I would, first of all, like to thank everybody who attended. The good number and mixture of representatives from a wide range of local authorities, agencies, charities and community groups and other organisations meant that the two workshops held were very productive.
The two main presentations – by Kate Collins (Sheils Flynn) presenting the results of the Landscape Character Assessment for the area, and Rachael Brown (Cambridgeshire ACRE) those of the Audience & Access Planning work done – were also very well received, judging by the comments made on the day.
Good feedback given
Cambridgeshire ACRE has been able to organise this event thanks to the excellent help before and during the day given by our four summer placement volunteers (Peter, Anna, Jessica and Chris). The overall impression left by the participants in the feedback forms was that they found this event useful and informative; see e.g. the below graph (where 1 means poor and 5 means excellent):
Some quotes from the audience:
Really well structured and organised event. Excellent balance between presentations; thank you.
The presentations gave an excellent base for the workshops to explore. Good networking and sharing ideas.
Interesting presentations. Fascinating interactions round the table, much better than just being talked to. Everyone here has different interest /views

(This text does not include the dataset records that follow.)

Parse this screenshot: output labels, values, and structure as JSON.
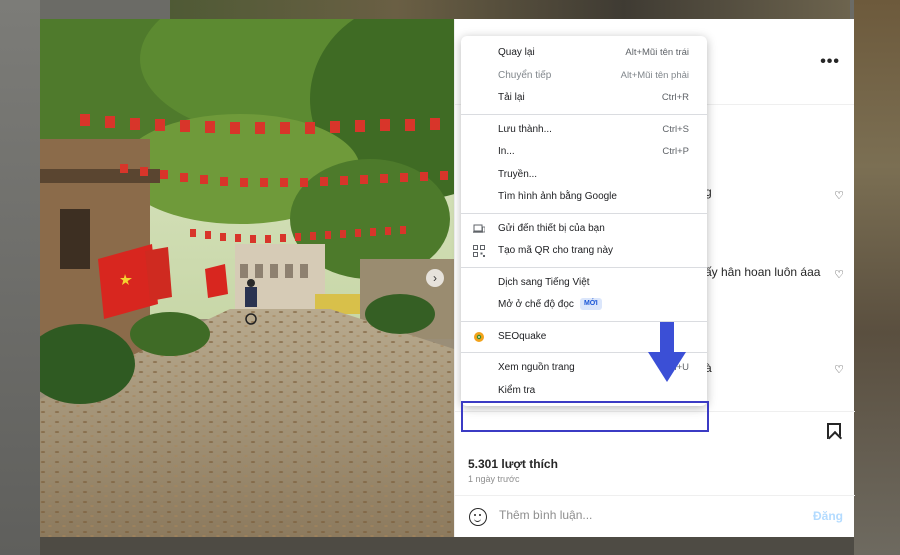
{
  "background": {
    "overlay_color": "#5a5a5a"
  },
  "post": {
    "likes_text": "5.301 lượt thích",
    "time_ago": "1 ngày trước",
    "comment_placeholder": "Thêm bình luận...",
    "post_label": "Đăng",
    "comment_fragments": [
      "g",
      "ấy hân hoan luôn áaa",
      "à"
    ]
  },
  "context_menu": {
    "groups": [
      [
        {
          "label": "Quay lại",
          "shortcut": "Alt+Mũi tên trái",
          "disabled": false
        },
        {
          "label": "Chuyển tiếp",
          "shortcut": "Alt+Mũi tên phải",
          "disabled": true
        },
        {
          "label": "Tải lại",
          "shortcut": "Ctrl+R",
          "disabled": false
        }
      ],
      [
        {
          "label": "Lưu thành...",
          "shortcut": "Ctrl+S",
          "disabled": false
        },
        {
          "label": "In...",
          "shortcut": "Ctrl+P",
          "disabled": false
        },
        {
          "label": "Truyền...",
          "shortcut": "",
          "disabled": false
        },
        {
          "label": "Tìm hình ảnh bằng Google",
          "shortcut": "",
          "disabled": false
        }
      ],
      [
        {
          "label": "Gửi đến thiết bị của bạn",
          "shortcut": "",
          "icon": "send-to-device-icon"
        },
        {
          "label": "Tạo mã QR cho trang này",
          "shortcut": "",
          "icon": "qr-code-icon"
        }
      ],
      [
        {
          "label": "Dịch sang Tiếng Việt",
          "shortcut": ""
        },
        {
          "label": "Mở ở chế độ đọc",
          "shortcut": "",
          "badge": "MỚI"
        }
      ],
      [
        {
          "label": "SEOquake",
          "shortcut": "",
          "icon": "seoquake-icon"
        }
      ],
      [
        {
          "label": "Xem nguồn trang",
          "shortcut": "Ctrl+U"
        },
        {
          "label": "Kiểm tra",
          "shortcut": ""
        }
      ]
    ]
  },
  "annotation": {
    "highlight_color": "#3b3bc4",
    "arrow_color": "#3b4fd6"
  }
}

Useful information coming out of the day
We are currently going through the mountain of information written down during the workshops, as comments left on the feedback sheets, display comments sheets or on the logo voting sheets. Although all information will also be collated in a report later this month, to give you a bit of an understanding of what has come out of the conference, below are a few bite-sized bits of information:

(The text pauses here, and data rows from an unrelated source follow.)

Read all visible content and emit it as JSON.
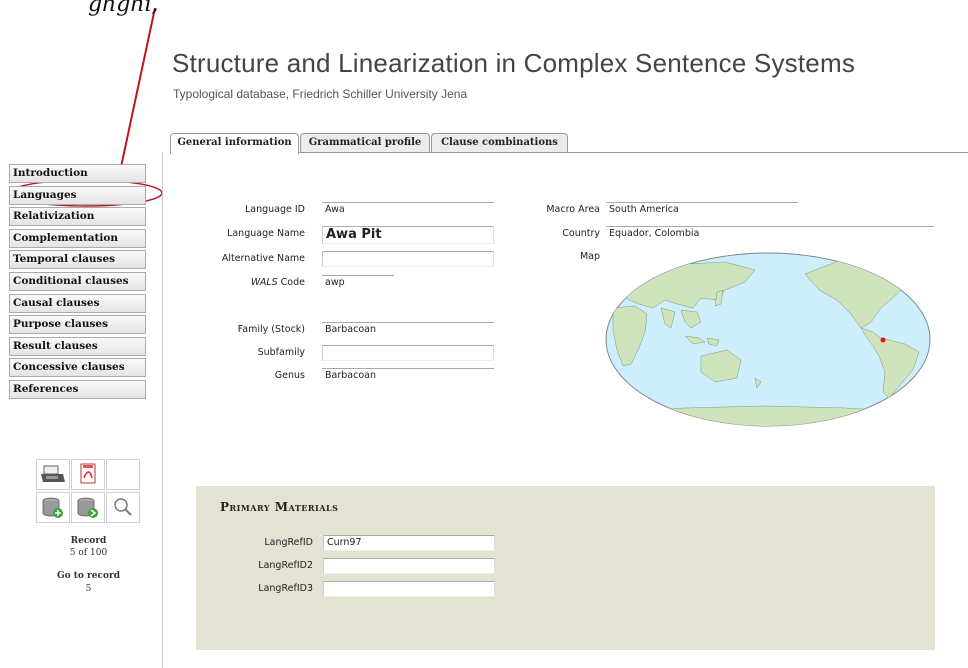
{
  "annotation": {
    "fragment_text": "",
    "circle_color": "#c0141c"
  },
  "header": {
    "title": "Structure and Linearization in Complex Sentence Systems",
    "subtitle": "Typological database, Friedrich Schiller University Jena"
  },
  "tabs": [
    {
      "label": "General information",
      "active": true
    },
    {
      "label": "Grammatical profile",
      "active": false
    },
    {
      "label": "Clause combinations",
      "active": false
    }
  ],
  "nav": {
    "items": [
      {
        "label": "Introduction"
      },
      {
        "label": "Languages",
        "selected": true
      },
      {
        "label": "Relativization"
      },
      {
        "label": "Complementation"
      },
      {
        "label": "Temporal clauses"
      },
      {
        "label": "Conditional clauses"
      },
      {
        "label": "Causal clauses"
      },
      {
        "label": "Purpose clauses"
      },
      {
        "label": "Result clauses"
      },
      {
        "label": "Concessive clauses"
      },
      {
        "label": "References"
      }
    ]
  },
  "form": {
    "language_id": {
      "label": "Language ID",
      "value": "Awa"
    },
    "language_name": {
      "label": "Language Name",
      "value": "Awa Pit"
    },
    "alternative_name": {
      "label": "Alternative Name",
      "value": ""
    },
    "wals_code": {
      "label_em": "WALS",
      "label_rest": " Code",
      "value": "awp"
    },
    "family": {
      "label": "Family (Stock)",
      "value": "Barbacoan"
    },
    "subfamily": {
      "label": "Subfamily",
      "value": ""
    },
    "genus": {
      "label": "Genus",
      "value": "Barbacoan"
    },
    "macro_area": {
      "label": "Macro Area",
      "value": "South America"
    },
    "country": {
      "label": "Country",
      "value": "Equador, Colombia"
    },
    "map": {
      "label": "Map",
      "ocean_color": "#cdeefa",
      "land_color": "#cfe3bd",
      "marker_color": "#e8141a"
    }
  },
  "toolbox": {
    "icons": [
      "printer-icon",
      "pdf-icon",
      "database-add-icon",
      "database-next-icon",
      "search-icon"
    ]
  },
  "record": {
    "record_label": "Record",
    "record_value": "5 of 100",
    "goto_label": "Go to record",
    "goto_value": "5"
  },
  "materials": {
    "title": "Primary Materials",
    "fields": [
      {
        "label": "LangRefID",
        "value": "Curn97"
      },
      {
        "label": "LangRefID2",
        "value": ""
      },
      {
        "label": "LangRefID3",
        "value": ""
      }
    ]
  }
}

* Some key barriers to access were identified: most people agreed that the following barriers to access, engagement and learning should be the primary barriers to be addressed through the OWLP scheme:

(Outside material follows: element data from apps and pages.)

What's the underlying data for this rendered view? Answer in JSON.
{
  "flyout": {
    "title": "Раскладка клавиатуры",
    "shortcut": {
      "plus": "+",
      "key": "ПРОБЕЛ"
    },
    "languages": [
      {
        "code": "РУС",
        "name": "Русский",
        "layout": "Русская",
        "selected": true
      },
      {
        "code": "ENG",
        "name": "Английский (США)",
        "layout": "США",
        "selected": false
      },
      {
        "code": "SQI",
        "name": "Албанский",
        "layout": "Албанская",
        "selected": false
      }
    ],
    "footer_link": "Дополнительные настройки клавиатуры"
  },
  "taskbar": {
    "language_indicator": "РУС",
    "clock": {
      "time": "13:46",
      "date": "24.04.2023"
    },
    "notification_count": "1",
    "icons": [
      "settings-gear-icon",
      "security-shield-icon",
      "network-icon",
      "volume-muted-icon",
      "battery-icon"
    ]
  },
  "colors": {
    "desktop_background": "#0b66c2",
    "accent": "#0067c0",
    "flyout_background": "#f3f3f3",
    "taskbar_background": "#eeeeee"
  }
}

- Limited provision of information about the landscape and its heritage;
- Lack of coherent tourism promotion;
- Lack of sufficient and varied tourism attractions & amenities in the area;
- Limited public access points to the landscape.
* The workshops also highlighted some additional barriers, in particular:
- Barriers for water recreation is limited throughout the area (e.g., access to water; slipways);
- There are some linear walking and cycling routes, but people prefer and have a clear need for more circular routes close to their settlements;
- Need for the creation of education packs for local schools about the heritage of the area, to be created in close co-operation with teachers.
A good number of ideas came forward how to address these barriers, with the creation of stronger links with education providers and local tourism business providers and local empowerment through skills training and other initiatives coming out clearly.
Leaving a sustainable legacy
The second workshop, where people provided ideas to ensure a sustainable legacy for the OWLP scheme also provided us ample food for thought. A good number of suggestions have been highlighted by people what the various organisations could bring to the partnership, helping the scheme to develop and work towards a sustainable legacy.
The central team and the OWLP partnership as a whole will take all ideas into account: there certainly is enough there for us to follow up on and to guide the further development of this exciting project through the next few years.